"We took this decision to protect the lives of the citizenry. You can't fight fire with fire. That's how this administration is different from previous ones. We don't want war," the president said.
Guzmán López is just one of El Chapo’s many children, and is wanted by authorities in both Mexico and the United States.
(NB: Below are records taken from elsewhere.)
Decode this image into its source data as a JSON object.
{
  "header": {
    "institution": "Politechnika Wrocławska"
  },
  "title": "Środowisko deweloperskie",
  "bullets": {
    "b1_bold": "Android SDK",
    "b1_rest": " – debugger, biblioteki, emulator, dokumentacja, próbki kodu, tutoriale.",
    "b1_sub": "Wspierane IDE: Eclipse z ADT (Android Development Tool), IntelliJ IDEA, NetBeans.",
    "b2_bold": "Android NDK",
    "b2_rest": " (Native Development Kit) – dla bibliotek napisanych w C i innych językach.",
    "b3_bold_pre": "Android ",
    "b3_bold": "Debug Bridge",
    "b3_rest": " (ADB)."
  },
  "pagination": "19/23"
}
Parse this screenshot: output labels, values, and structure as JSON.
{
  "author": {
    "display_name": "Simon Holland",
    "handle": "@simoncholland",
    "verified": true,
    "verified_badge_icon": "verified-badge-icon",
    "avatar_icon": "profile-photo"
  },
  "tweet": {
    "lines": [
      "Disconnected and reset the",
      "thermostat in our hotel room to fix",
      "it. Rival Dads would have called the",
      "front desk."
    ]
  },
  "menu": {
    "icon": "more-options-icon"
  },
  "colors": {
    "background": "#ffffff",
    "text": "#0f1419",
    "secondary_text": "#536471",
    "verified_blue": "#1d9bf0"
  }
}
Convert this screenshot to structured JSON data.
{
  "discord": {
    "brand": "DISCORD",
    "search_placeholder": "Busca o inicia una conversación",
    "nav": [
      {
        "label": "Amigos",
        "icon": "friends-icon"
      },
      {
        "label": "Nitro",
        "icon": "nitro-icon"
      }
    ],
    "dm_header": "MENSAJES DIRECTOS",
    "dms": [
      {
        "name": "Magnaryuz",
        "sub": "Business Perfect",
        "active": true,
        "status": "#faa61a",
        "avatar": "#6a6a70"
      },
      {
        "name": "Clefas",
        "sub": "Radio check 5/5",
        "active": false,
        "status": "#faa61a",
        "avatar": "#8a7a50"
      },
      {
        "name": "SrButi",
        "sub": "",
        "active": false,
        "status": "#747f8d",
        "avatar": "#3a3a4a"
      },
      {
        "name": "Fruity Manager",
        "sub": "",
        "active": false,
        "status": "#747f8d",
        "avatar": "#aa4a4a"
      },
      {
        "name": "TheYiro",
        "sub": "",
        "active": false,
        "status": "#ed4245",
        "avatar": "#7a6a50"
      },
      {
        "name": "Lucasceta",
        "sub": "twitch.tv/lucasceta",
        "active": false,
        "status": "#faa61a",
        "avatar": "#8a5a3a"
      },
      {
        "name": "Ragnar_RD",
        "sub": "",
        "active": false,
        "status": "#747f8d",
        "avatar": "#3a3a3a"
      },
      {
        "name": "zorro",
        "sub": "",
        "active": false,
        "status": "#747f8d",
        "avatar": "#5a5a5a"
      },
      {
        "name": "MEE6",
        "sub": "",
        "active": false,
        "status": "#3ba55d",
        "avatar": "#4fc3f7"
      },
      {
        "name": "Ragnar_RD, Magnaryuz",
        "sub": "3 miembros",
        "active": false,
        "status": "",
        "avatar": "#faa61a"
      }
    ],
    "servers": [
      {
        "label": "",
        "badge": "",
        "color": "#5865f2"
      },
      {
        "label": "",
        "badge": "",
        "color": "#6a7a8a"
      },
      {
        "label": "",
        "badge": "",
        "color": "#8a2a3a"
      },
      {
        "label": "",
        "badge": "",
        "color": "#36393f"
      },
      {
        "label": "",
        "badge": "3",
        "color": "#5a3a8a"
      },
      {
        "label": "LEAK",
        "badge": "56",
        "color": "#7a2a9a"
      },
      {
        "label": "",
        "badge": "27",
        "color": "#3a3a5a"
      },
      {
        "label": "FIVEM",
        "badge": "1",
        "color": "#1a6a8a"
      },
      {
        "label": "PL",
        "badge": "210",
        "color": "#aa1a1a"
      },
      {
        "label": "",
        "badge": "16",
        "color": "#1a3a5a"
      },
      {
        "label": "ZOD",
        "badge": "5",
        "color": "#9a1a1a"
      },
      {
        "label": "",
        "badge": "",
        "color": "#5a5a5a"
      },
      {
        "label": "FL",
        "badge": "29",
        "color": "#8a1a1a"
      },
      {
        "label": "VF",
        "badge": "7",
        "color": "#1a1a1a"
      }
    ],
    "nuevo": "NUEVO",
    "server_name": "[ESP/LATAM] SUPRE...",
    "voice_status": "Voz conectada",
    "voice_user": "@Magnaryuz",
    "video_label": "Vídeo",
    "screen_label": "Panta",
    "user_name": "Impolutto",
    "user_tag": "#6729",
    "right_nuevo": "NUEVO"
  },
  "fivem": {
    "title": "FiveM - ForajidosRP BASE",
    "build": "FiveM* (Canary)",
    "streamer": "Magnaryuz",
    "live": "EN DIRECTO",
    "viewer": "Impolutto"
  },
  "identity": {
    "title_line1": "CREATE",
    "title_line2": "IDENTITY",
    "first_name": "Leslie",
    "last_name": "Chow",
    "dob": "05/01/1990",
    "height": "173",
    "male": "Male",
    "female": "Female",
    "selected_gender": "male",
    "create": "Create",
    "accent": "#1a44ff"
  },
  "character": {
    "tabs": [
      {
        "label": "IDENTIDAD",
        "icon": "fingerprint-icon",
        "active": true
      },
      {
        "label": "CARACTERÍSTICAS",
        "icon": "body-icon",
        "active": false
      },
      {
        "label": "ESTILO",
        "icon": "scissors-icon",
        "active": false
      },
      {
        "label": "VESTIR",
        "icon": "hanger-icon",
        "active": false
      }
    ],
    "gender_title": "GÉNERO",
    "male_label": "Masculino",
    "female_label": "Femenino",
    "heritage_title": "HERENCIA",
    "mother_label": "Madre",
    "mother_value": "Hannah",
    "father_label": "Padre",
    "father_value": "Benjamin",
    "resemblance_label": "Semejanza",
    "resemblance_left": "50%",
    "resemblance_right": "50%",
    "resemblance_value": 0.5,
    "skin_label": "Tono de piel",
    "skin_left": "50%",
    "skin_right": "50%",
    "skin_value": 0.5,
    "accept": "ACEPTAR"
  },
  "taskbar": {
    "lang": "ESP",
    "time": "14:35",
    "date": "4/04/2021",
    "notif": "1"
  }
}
In February of this year, US authorities indicted him and his brother, Joaquín Guzmán López, on drug conspiracy charges.
InSight Crime Analysis
After the sheer mayhem that spread throughout Culiacán, there should be no doubts about just how strong the Sinaloa Cartel remains in the absence of El Chapo.
In a matter of hours, the group exerted near total control over Sinaloa’s bustling capital city, using burned out cars and roadblocks to monitor who was coming in and out of the city as they radioed in reinforcements from neighboring municipalities to join in on the battle.
In one video, supposed Sinaloa Cartel members appear to outnumber and outgun members of Mexico’s army, who are seemingly unable to establish control of the situation.
In El Chapo’s absence, the Sinaloa Cartel has experienced some internal strife. His sons, namely Guzmán López, Iván Archivaldo, and Jesús Alfredo, known collectively as “Los Chapitos,” are presumed to be in conflict with Ismael Zambada Garcia, alias “El Mayo,” one of the final members of the group’s old guard who may be looking to get rid of them.
The brothers have also been at odds with their uncle, Aureliano Guzmán Loera, alias "El Guano," over the group’s operations.
Nonetheless, the Sinaloa Cartel was united enough to mobilize and come to the rescue of Guzmán López. The group remains one of Mexico’s most powerful organized criminal organizations, in large part because of its horizontal distribution of power and decision-making authority.
SEE ALSO: Sinaloa Cartel News and Profile
The fact that cartel operatives were able to overwhelm security forces and compel authorities to release Guzmán López also speaks to just how poorly the government’s operation in the area was planned and carried out. There appears to have been a severe lack of coordination between local, state and federal forces. This ultimately put residents and law enforcement at risk, prompting the decision to abandon Guzmán López’s capture altogether.
In the past, operations to capture some of Mexico’s high-level targets, such as former Gulf Cartel leader Antonio Ezequiel Cárdenas Guillén, alias “Tony Tormenta,” were carried out by elite units equipped with superior firepower.
The havoc wreaked in Culiacán is the culmination of a week defined by deadly violence and the lack of a clear government plan to combat it.
On October 14, at least 14 Michoacán state police officers were killed in an ambush presumably carried out by the Jalisco Cartel New Generation (Cartel Jalisco Nueva Generación -- CJNG). The next day in neighboring Guerrero state, 14 suspected criminal actors were killed in an alleged shootout with security forces, although the lopsided death toll has raised questions about the excessive use of force.
With the ability of one of Mexico’s strongest criminal organizations to launch a targeted attack against government officials to free one of its members -- and win -- the López Obrador administration will now hear howls to bring the cartels under control and to develop an effective security strategy.